Secondi include a boneless brick-chicken Vesuvio that is a well-seasoned, classic version with the requisite peas and roasted potatoes. (I prefer bone-in chicken, but more and more customers prefer the easy-to-slice version.) A hefty piece of salmon is seasoned with plenty of oregano and black pepper, alongside sauteed kale. The flavor is fine on both dishes, and both of them were slightly overcooked.

On Sundays, there's a set-price ($30 or so; it varies) Sunday Supper consisting of bread, salad, antipasti, pastas and entree, served family-style.

Desserts are wheeled to the table on a little cart (no easy feat when the dining room is crowded), which displays two tiramisu (one with a chocolate-banana bottom layer), lemon cookies, biscotti and the star: the zuccherati, a cannoli-shaped brioche doughnut filled with sweetened mascarpone. The chocolate-hazelnut semifreddo, a tall wedge with chocolate sauce and crushed hazelnuts, is plenty big enough for two.

The charming dining room features brick and wood-paneled walls. Glass doors swing open in warm weather, creating an open-air cafe for the front tables. At the very back of the room is a corner booth that looks inspired by Booth One in the original Pump Room (which Melman pere managed for a time), complete with vintage celebrity photos. "A lot of (the pictures) are from my dad's life," RJ Melman said. "The booth is an homage to him."

An eclectic music mix plays at a conversation-friendly volume. There are plenty of Sinatra and Sinatra-era tunes, mixed with R&B and Motown. One night the playlist went from "Too Darn Hot" to "Ain't No Woman Like the One I've Got," and from "I've Got the World on a String" to "Mustang Sally." Nice.

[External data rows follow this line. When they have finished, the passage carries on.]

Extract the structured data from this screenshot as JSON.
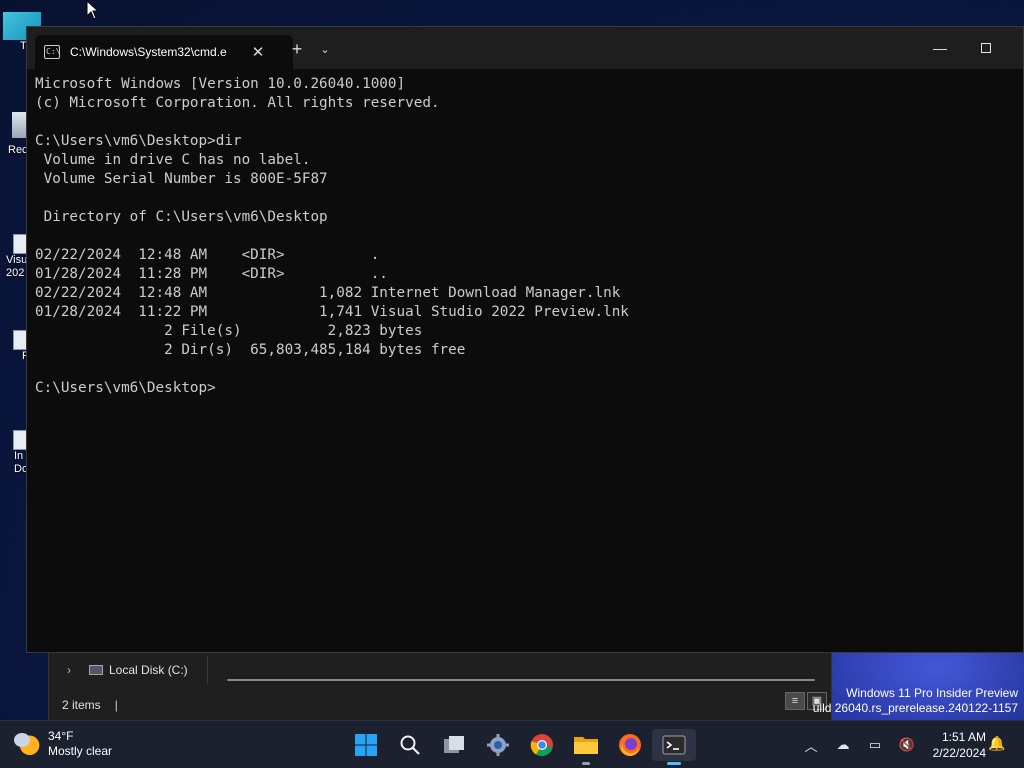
{
  "desktop": {
    "icons": [
      {
        "label": "T"
      },
      {
        "label": "Rec"
      },
      {
        "label": "Visu\n202"
      },
      {
        "label": "F"
      },
      {
        "label": "In\nDo"
      }
    ],
    "watermark": {
      "line1": "Windows 11 Pro Insider Preview",
      "line2": "uild 26040.rs_prerelease.240122-1157"
    }
  },
  "explorer": {
    "nav_item": "Local Disk (C:)",
    "status": "2 items",
    "status_sep": "|"
  },
  "terminal": {
    "tab_title": "C:\\Windows\\System32\\cmd.e",
    "tab_icon": "cmd-icon",
    "lines": [
      "Microsoft Windows [Version 10.0.26040.1000]",
      "(c) Microsoft Corporation. All rights reserved.",
      "",
      "C:\\Users\\vm6\\Desktop>dir",
      " Volume in drive C has no label.",
      " Volume Serial Number is 800E-5F87",
      "",
      " Directory of C:\\Users\\vm6\\Desktop",
      "",
      "02/22/2024  12:48 AM    <DIR>          .",
      "01/28/2024  11:28 PM    <DIR>          ..",
      "02/22/2024  12:48 AM             1,082 Internet Download Manager.lnk",
      "01/28/2024  11:22 PM             1,741 Visual Studio 2022 Preview.lnk",
      "               2 File(s)          2,823 bytes",
      "               2 Dir(s)  65,803,485,184 bytes free",
      "",
      "C:\\Users\\vm6\\Desktop>"
    ]
  },
  "taskbar": {
    "weather": {
      "temp": "34°F",
      "condition": "Mostly clear"
    },
    "apps": [
      {
        "name": "start-button"
      },
      {
        "name": "search"
      },
      {
        "name": "task-view"
      },
      {
        "name": "settings"
      },
      {
        "name": "chrome"
      },
      {
        "name": "file-explorer"
      },
      {
        "name": "firefox"
      },
      {
        "name": "terminal"
      }
    ],
    "clock": {
      "time": "1:51 AM",
      "date": "2/22/2024"
    }
  },
  "colors": {
    "console_bg": "#0c0c0c",
    "console_fg": "#cccccc",
    "accent": "#4cc2ff"
  }
}
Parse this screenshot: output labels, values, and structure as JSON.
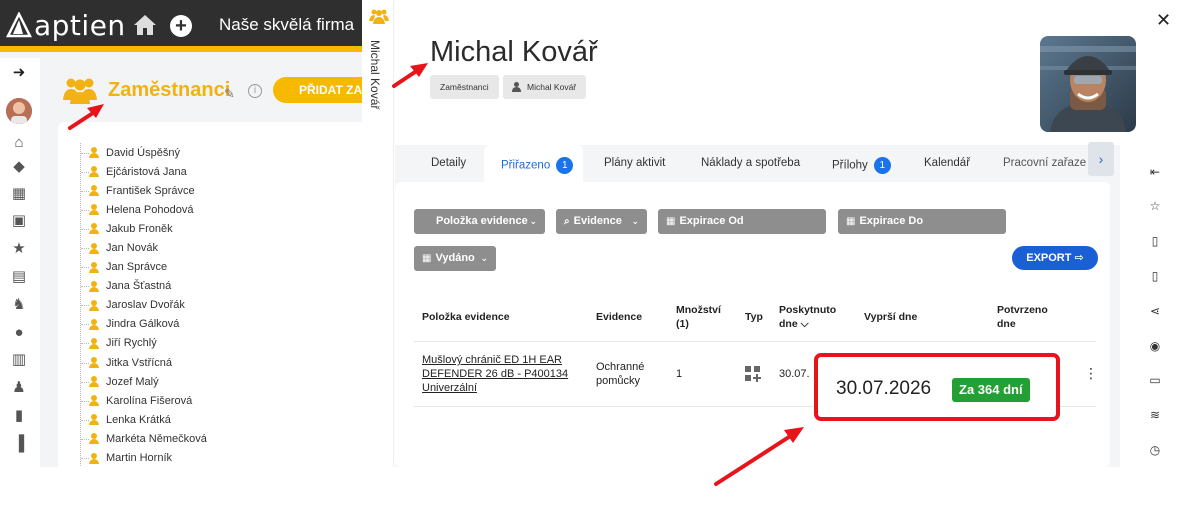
{
  "topbar": {
    "logo_text": "aptien",
    "company": "Naše skvělá firma"
  },
  "employees_section": {
    "title": "Zaměstnanci",
    "add_button_label": "PŘIDAT ZAM",
    "list": [
      "David Úspěšný",
      "Ejčáristová Jana",
      "František Správce",
      "Helena Pohodová",
      "Jakub Froněk",
      "Jan Novák",
      "Jan Správce",
      "Jana Šťastná",
      "Jaroslav Dvořák",
      "Jindra Gálková",
      "Jiří Rychlý",
      "Jitka Vstřícná",
      "Jozef Malý",
      "Karolína Fišerová",
      "Lenka Krátká",
      "Markéta Němečková",
      "Martin Horník"
    ]
  },
  "modal": {
    "side_label": "Michal Kovář",
    "name": "Michal Kovář",
    "breadcrumbs": [
      "Zaměstnanci",
      "Michal Kovář"
    ],
    "tabs": [
      {
        "label": "Detaily"
      },
      {
        "label": "Přiřazeno",
        "badge": "1",
        "active": true
      },
      {
        "label": "Plány aktivit"
      },
      {
        "label": "Náklady a spotřeba"
      },
      {
        "label": "Přílohy",
        "badge": "1"
      },
      {
        "label": "Kalendář"
      },
      {
        "label": "Pracovní zařaze"
      }
    ],
    "filters": {
      "item": "Položka evidence",
      "evidence": "Evidence",
      "expiry_from": "Expirace Od",
      "expiry_to": "Expirace Do",
      "issued": "Vydáno"
    },
    "export_label": "EXPORT",
    "table": {
      "headers": {
        "item": "Položka evidence",
        "evidence": "Evidence",
        "qty_1": "Množství",
        "qty_2": "(1)",
        "type": "Typ",
        "provided_1": "Poskytnuto",
        "provided_2": "dne",
        "expires": "Vyprší dne",
        "confirmed_1": "Potvrzeno",
        "confirmed_2": "dne"
      },
      "row": {
        "item_1": "Mušlový chránič ED 1H EAR",
        "item_2": "DEFENDER 26 dB - P400134",
        "item_3": "Univerzální",
        "evidence_1": "Ochranné",
        "evidence_2": "pomůcky",
        "qty": "1",
        "provided": "30.07.",
        "expires": "30.07.2026",
        "expires_in": "Za 364 dní"
      }
    }
  },
  "colors": {
    "brand_yellow": "#f6b900",
    "accent_blue": "#1a5fd6",
    "highlight_red": "#e8141c",
    "status_green": "#22a033"
  }
}
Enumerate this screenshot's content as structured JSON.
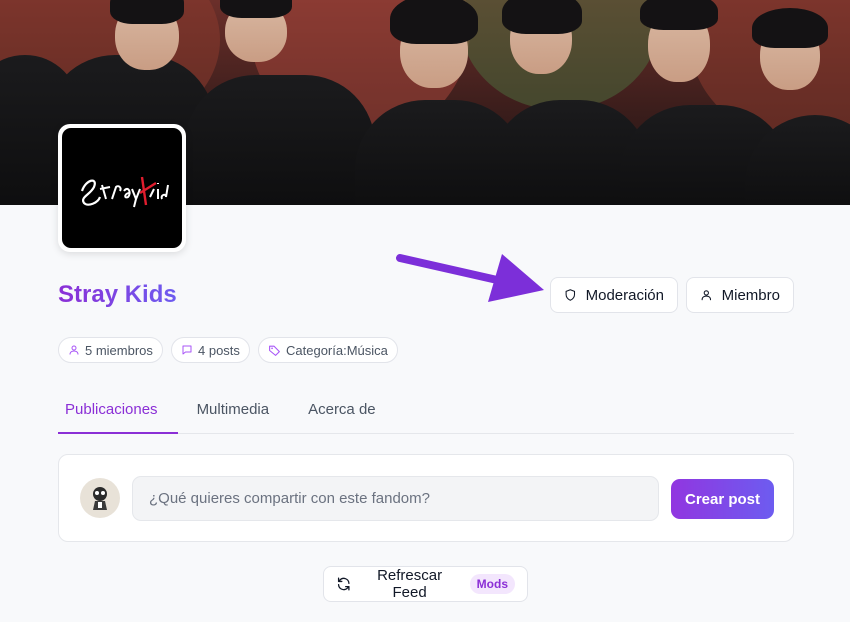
{
  "banner": {
    "alt": "group-photo-banner"
  },
  "community": {
    "name": "Stray Kids",
    "logo_text": "StrayKids"
  },
  "header_buttons": {
    "moderation_label": "Moderación",
    "member_label": "Miembro"
  },
  "stats": {
    "members": "5 miembros",
    "posts": "4 posts",
    "category": "Categoría:Música"
  },
  "tabs": [
    {
      "label": "Publicaciones",
      "active": true
    },
    {
      "label": "Multimedia",
      "active": false
    },
    {
      "label": "Acerca de",
      "active": false
    }
  ],
  "composer": {
    "placeholder": "¿Qué quieres compartir con este fandom?",
    "button_label": "Crear post"
  },
  "refresh": {
    "label": "Refrescar Feed",
    "badge": "Mods"
  },
  "colors": {
    "accent": "#8b2fd6",
    "accent_secondary": "#6d5cf0",
    "arrow": "#7c2fd9"
  }
}
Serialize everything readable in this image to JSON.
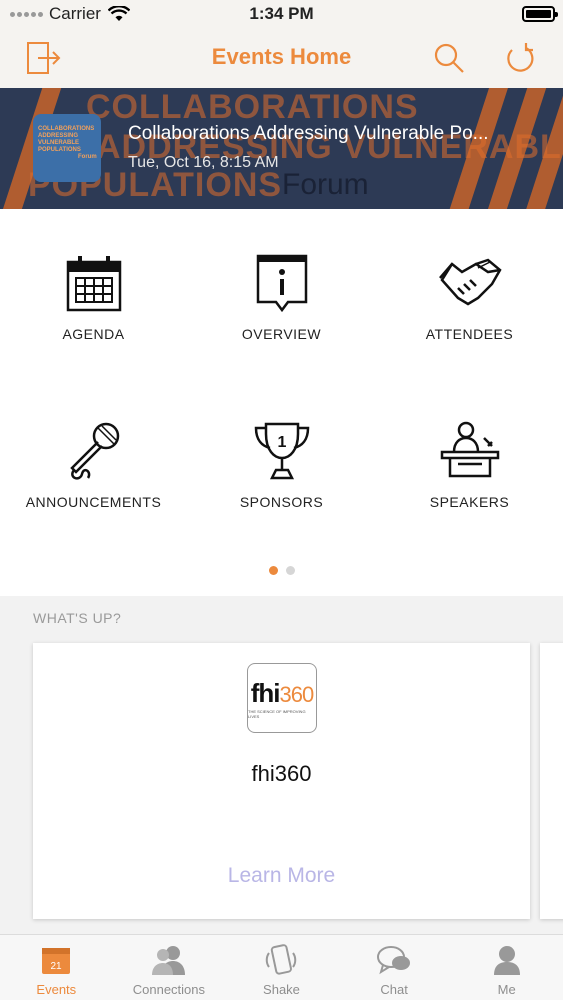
{
  "status_bar": {
    "carrier": "Carrier",
    "time": "1:34 PM"
  },
  "nav": {
    "title": "Events Home",
    "left_icon": "exit-icon",
    "right_icons": [
      "search-icon",
      "refresh-icon"
    ],
    "accent_color": "#ec8a3d"
  },
  "event": {
    "title": "Collaborations Addressing Vulnerable Po...",
    "date": "Tue, Oct 16, 8:15 AM",
    "banner_lines": [
      "COLLABORATIONS",
      "ADDRESSING VULNERABLE",
      "POPULATIONS"
    ],
    "banner_forum": "Forum",
    "thumb_lines": [
      "COLLABORATIONS",
      "ADDRESSING",
      "VULNERABLE",
      "POPULATIONS",
      "Forum"
    ]
  },
  "menu": {
    "items": [
      {
        "label": "AGENDA",
        "icon": "calendar-icon"
      },
      {
        "label": "OVERVIEW",
        "icon": "info-icon"
      },
      {
        "label": "ATTENDEES",
        "icon": "handshake-icon"
      },
      {
        "label": "ANNOUNCEMENTS",
        "icon": "microphone-icon"
      },
      {
        "label": "SPONSORS",
        "icon": "trophy-icon"
      },
      {
        "label": "SPEAKERS",
        "icon": "podium-icon"
      }
    ],
    "page_count": 2,
    "current_page": 1
  },
  "whats_up": {
    "heading": "WHAT'S UP?",
    "card": {
      "logo_text": "fhi",
      "logo_number": "360",
      "logo_tagline": "THE SCIENCE OF IMPROVING LIVES",
      "name": "fhi360",
      "link": "Learn More"
    }
  },
  "tabs": [
    {
      "label": "Events",
      "icon": "calendar-icon",
      "badge": "21",
      "active": true
    },
    {
      "label": "Connections",
      "icon": "people-icon",
      "active": false
    },
    {
      "label": "Shake",
      "icon": "phone-shake-icon",
      "active": false
    },
    {
      "label": "Chat",
      "icon": "chat-icon",
      "active": false
    },
    {
      "label": "Me",
      "icon": "person-icon",
      "active": false
    }
  ]
}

Il Porcellino literally means "little pig" and refers to a bronze statue in Florence, Italy. Legend has it that good luck will follow those who rub the pig's snout, and to that end, a replica of the statue sits by Il Porcellino's door. Consider rubbing the little fella on the way out; you might grab a little luck, and it doesn't look as if this restaurant needs any.